If you’ve successfully avoided HQ Trivia up until now, congratulations on finding an incredibly secure rock to live under.
Let me catch you up real quick. HQ Trivia is an app-based trivia game that streams live twice per day (once a day on weekends). It’s free to play, and players that make it through all 12 questions or so earn a share of the prize money — at least $2,000.
Since its launch in August 2017, HQ has been steadily growing its audience. HQ is sometimes likened to Jeopardy! for millennials, though others think that’s giving HQ a bit too much credit while others are convinced that it’s already jumped the shark. But the numbers say otherwise — on March 4, more than 2 million players logged on in an effort to win a cut of $50,000 (only 6 players did).
Investment followed. On March 6, Axios reported that the app secured an additional $15 million in funding, with venture capital firm Founders Fund leading the investment round (many players then boycotted the app to protest the funding, which came from Peter Thiel, the venture capitalist and founder of PayPal controversial for his support of Donald Trump, homophobia, and possibly harvesting the blood of the young for his own immortality).
Controversy aside, lots of people think HQ is onto something unique. Here’s why the game might be a sign of what’s to come in the world of entertainment.
In essence, HQ Trivia isn’t too far removed from a television show like Who Wants to Be a Millionaire? or Jeopardy! What’s new is that just about anybody can participate — and potentially win. The only barrier to entry is access to a smartphone.
HQ Trivia takes advantage of that human instinct to scream at the television when someone gets an obvious question wrong, only now, you can test your wits against other competitors in a setting with stakes.
Even if you don’t win, though, the experience is still fun. HQ Trivia is more interactive that the average televised quiz show, and its usual host, Scott Rogowsky, seems like that know-it-all friend of yours, just trapped in your phone.
The popularity of Netflix and its ilk mean you get to watch old reruns of Seinfeld whenever you want, not just when the networks decide. But the same is increasingly true for new shows — there isn’t as much incentive to watch fresh episodes when they first air. That’s why deals for live programming, such as sports events, are more lucrative than ever — because networks can be sure that people will actually tune in. So networks pay big money for these programs, because they can make big money from advertising.
Players have to show up at a certain time to participate in HQ Trivia, and the variability of the jackpots makes it easy for the show’s creators to encourage viewership on specific nights.
HQ Trivia’s 2.1 million players on March 4 might not seem impressive compared to the Oscars’ reported viewership of 32.9 million. Here’s the thing, though: the Oscars celebrated its 90th anniversary this year, whereas HQ Trivia just launched seven months ago.
Now, the question is how the company plans to make money from this popularity. The trivia game still has no ads, though that may soon change.

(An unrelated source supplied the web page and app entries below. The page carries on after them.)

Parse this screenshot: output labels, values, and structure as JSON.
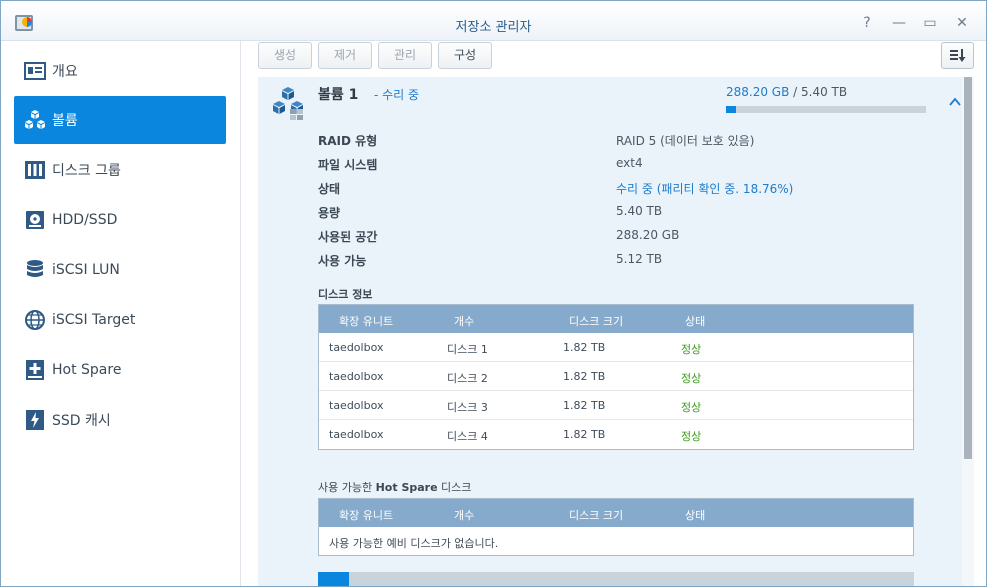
{
  "window": {
    "title": "저장소 관리자",
    "controls": {
      "help": "?",
      "minimize": "—",
      "maximize": "▭",
      "close": "✕"
    }
  },
  "sidebar": {
    "items": [
      {
        "label": "개요",
        "icon": "overview-icon",
        "active": false
      },
      {
        "label": "볼륨",
        "icon": "volume-icon",
        "active": true
      },
      {
        "label": "디스크 그룹",
        "icon": "disk-group-icon",
        "active": false
      },
      {
        "label": "HDD/SSD",
        "icon": "hdd-icon",
        "active": false
      },
      {
        "label": "iSCSI LUN",
        "icon": "iscsi-lun-icon",
        "active": false
      },
      {
        "label": "iSCSI Target",
        "icon": "iscsi-target-icon",
        "active": false
      },
      {
        "label": "Hot Spare",
        "icon": "hot-spare-icon",
        "active": false
      },
      {
        "label": "SSD 캐시",
        "icon": "ssd-cache-icon",
        "active": false
      }
    ]
  },
  "toolbar": {
    "create": "생성",
    "remove": "제거",
    "manage": "관리",
    "configure": "구성"
  },
  "volume": {
    "name": "볼륨 1",
    "status": "- 수리 중",
    "used": "288.20 GB",
    "separator": " / ",
    "total": "5.40 TB",
    "usage_fraction": 0.052,
    "properties": [
      {
        "label": "RAID 유형",
        "value": "RAID 5 (데이터 보호 있음)",
        "link": false
      },
      {
        "label": "파일 시스템",
        "value": "ext4",
        "link": false
      },
      {
        "label": "상태",
        "value": "수리 중 (패리티 확인 중. 18.76%)",
        "link": true
      },
      {
        "label": "용량",
        "value": "5.40 TB",
        "link": false
      },
      {
        "label": "사용된 공간",
        "value": "288.20 GB",
        "link": false
      },
      {
        "label": "사용 가능",
        "value": "5.12 TB",
        "link": false
      }
    ]
  },
  "disk_info": {
    "title": "디스크 정보",
    "columns": [
      "확장 유니트",
      "개수",
      "디스크 크기",
      "상태"
    ],
    "rows": [
      [
        "taedolbox",
        "디스크 1",
        "1.82 TB",
        "정상"
      ],
      [
        "taedolbox",
        "디스크 2",
        "1.82 TB",
        "정상"
      ],
      [
        "taedolbox",
        "디스크 3",
        "1.82 TB",
        "정상"
      ],
      [
        "taedolbox",
        "디스크 4",
        "1.82 TB",
        "정상"
      ]
    ]
  },
  "hot_spare": {
    "title_prefix": "사용 가능한 ",
    "title_bold": "Hot Spare",
    "title_suffix": " 디스크",
    "columns": [
      "확장 유니트",
      "개수",
      "디스크 크기",
      "상태"
    ],
    "empty_message": "사용 가능한 예비 디스크가 없습니다."
  },
  "colors": {
    "accent": "#0a86de",
    "status_ok": "#3d9b1e",
    "link": "#1d7ccd",
    "grid_header": "#86aacb",
    "panel_bg": "#eaf3fa"
  }
}
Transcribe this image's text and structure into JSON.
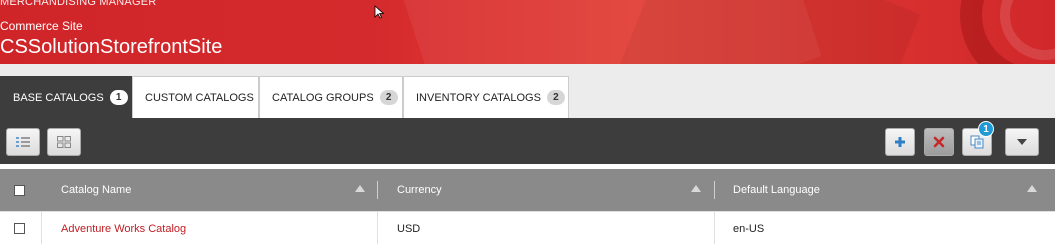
{
  "header": {
    "app_title": "MERCHANDISING MANAGER",
    "site_label": "Commerce Site",
    "site_name": "CSSolutionStorefrontSite"
  },
  "tabs": [
    {
      "label": "BASE CATALOGS",
      "count": "1",
      "active": true
    },
    {
      "label": "CUSTOM CATALOGS",
      "count": null,
      "active": false
    },
    {
      "label": "CATALOG GROUPS",
      "count": "2",
      "active": false
    },
    {
      "label": "INVENTORY CATALOGS",
      "count": "2",
      "active": false
    }
  ],
  "toolbar": {
    "left_buttons": [
      "list-view-icon",
      "grid-view-icon"
    ],
    "right_buttons": [
      "add-icon",
      "delete-icon",
      "copy-icon",
      "dropdown-icon"
    ],
    "notification_count": "1"
  },
  "grid": {
    "columns": [
      "Catalog Name",
      "Currency",
      "Default Language"
    ],
    "rows": [
      {
        "name": "Adventure Works Catalog",
        "currency": "USD",
        "language": "en-US"
      }
    ]
  },
  "colors": {
    "brand_red": "#d52a2d",
    "toolbar_dark": "#3d3d3d",
    "header_gray": "#8a8a8a",
    "link_red": "#c01d22",
    "badge_blue": "#1e9bd7"
  }
}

HQ CEO Rus Yusupov told Axios fans shouldn’t expect typical ads. Instead, advertising will take the form of “native content.” Perhaps they’ll add mentions of advertisers to the host’s script or incorporate branding into the set.
It’s easy to imagine that a major company could sponsor a special episode of the show, providing a huge jackpot in exchange for direct access to all these viewers at once. Perhaps networks could sponsor episodes as well, broadcasting them live on television as a lead-in to other programming in an effort to increase viewership.
Of course, there’s also the possibility of expanding HQ Trivia’s current 15-minute format into a 30- or 60-minute television show itself with a regular time slot. Cyan Banister, a partner at Founders Fund, told Axios that HQ has plans to expand beyond trivia into other kinds of interactive content (what kind is not yet clear). Maybe those programs could fill out the extra time.
Only time will tell if HQ can capitalize on its early success, or if its recent funding will end up doing more harm than good.